- INSTRUCTIONS TO FOLLOW -
An exact copy of all entries is required.

-----

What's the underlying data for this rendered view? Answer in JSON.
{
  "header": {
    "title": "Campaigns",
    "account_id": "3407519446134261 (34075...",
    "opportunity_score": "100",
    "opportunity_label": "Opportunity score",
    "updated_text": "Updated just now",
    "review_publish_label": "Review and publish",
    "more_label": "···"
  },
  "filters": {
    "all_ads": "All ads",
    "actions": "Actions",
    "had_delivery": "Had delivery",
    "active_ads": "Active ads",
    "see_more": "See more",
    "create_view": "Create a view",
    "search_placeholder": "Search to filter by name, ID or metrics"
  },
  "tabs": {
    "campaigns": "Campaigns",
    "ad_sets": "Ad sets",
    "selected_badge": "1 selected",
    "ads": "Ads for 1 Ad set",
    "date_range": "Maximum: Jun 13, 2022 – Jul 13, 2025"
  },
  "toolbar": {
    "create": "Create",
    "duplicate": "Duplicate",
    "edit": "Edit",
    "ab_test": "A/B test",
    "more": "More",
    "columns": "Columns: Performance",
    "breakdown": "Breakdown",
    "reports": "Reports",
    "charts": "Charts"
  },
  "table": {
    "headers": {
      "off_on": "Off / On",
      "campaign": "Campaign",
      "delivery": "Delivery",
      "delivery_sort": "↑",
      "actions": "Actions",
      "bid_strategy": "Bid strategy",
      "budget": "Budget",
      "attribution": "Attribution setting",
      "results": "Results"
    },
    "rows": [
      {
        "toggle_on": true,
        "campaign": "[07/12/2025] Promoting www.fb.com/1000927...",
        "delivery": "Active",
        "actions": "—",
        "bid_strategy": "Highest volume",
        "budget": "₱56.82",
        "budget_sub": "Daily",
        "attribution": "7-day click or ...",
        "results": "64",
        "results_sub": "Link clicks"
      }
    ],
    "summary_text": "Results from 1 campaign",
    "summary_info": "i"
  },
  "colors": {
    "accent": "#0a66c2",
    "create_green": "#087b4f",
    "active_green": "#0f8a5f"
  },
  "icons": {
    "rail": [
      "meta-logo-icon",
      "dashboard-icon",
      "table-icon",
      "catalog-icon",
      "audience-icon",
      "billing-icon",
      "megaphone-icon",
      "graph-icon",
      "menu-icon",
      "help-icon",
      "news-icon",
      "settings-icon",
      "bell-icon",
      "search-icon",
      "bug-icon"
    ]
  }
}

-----

- SOLUTION -
What's the underlying data for this rendered view? Answer in JSON.
{
  "header": {
    "title": "Campaigns",
    "account_id": "3407519446134261 (34075...",
    "opportunity_score": "100",
    "opportunity_label": "Opportunity score",
    "updated_text": "Updated just now",
    "review_publish_label": "Review and publish",
    "more_label": "···"
  },
  "filters": {
    "all_ads": "All ads",
    "actions": "Actions",
    "had_delivery": "Had delivery",
    "active_ads": "Active ads",
    "see_more": "See more",
    "create_view": "Create a view",
    "search_placeholder": "Search to filter by name, ID or metrics"
  },
  "tabs": {
    "campaigns": "Campaigns",
    "ad_sets": "Ad sets",
    "selected_badge": "1 selected",
    "ads": "Ads for 1 Ad set",
    "date_range": "Maximum: Jun 13, 2022 – Jul 13, 2025"
  },
  "toolbar": {
    "create": "Create",
    "duplicate": "Duplicate",
    "edit": "Edit",
    "ab_test": "A/B test",
    "more": "More",
    "columns": "Columns: Performance",
    "breakdown": "Breakdown",
    "reports": "Reports",
    "charts": "Charts"
  },
  "table": {
    "headers": {
      "off_on": "Off / On",
      "campaign": "Campaign",
      "delivery": "Delivery",
      "delivery_sort": "↑",
      "actions": "Actions",
      "bid_strategy": "Bid strategy",
      "budget": "Budget",
      "attribution": "Attribution setting",
      "results": "Results"
    },
    "rows": [
      {
        "toggle_on": true,
        "campaign": "[07/12/2025] Promoting www.fb.com/1000927...",
        "delivery": "Active",
        "actions": "—",
        "bid_strategy": "Highest volume",
        "budget": "₱56.82",
        "budget_sub": "Daily",
        "attribution": "7-day click or ...",
        "results": "64",
        "results_sub": "Link clicks"
      }
    ],
    "summary_text": "Results from 1 campaign",
    "summary_info": "i"
  },
  "colors": {
    "accent": "#0a66c2",
    "create_green": "#087b4f",
    "active_green": "#0f8a5f"
  },
  "icons": {
    "rail": [
      "meta-logo-icon",
      "dashboard-icon",
      "table-icon",
      "catalog-icon",
      "audience-icon",
      "billing-icon",
      "megaphone-icon",
      "graph-icon",
      "menu-icon",
      "help-icon",
      "news-icon",
      "settings-icon",
      "bell-icon",
      "search-icon",
      "bug-icon"
    ]
  }
}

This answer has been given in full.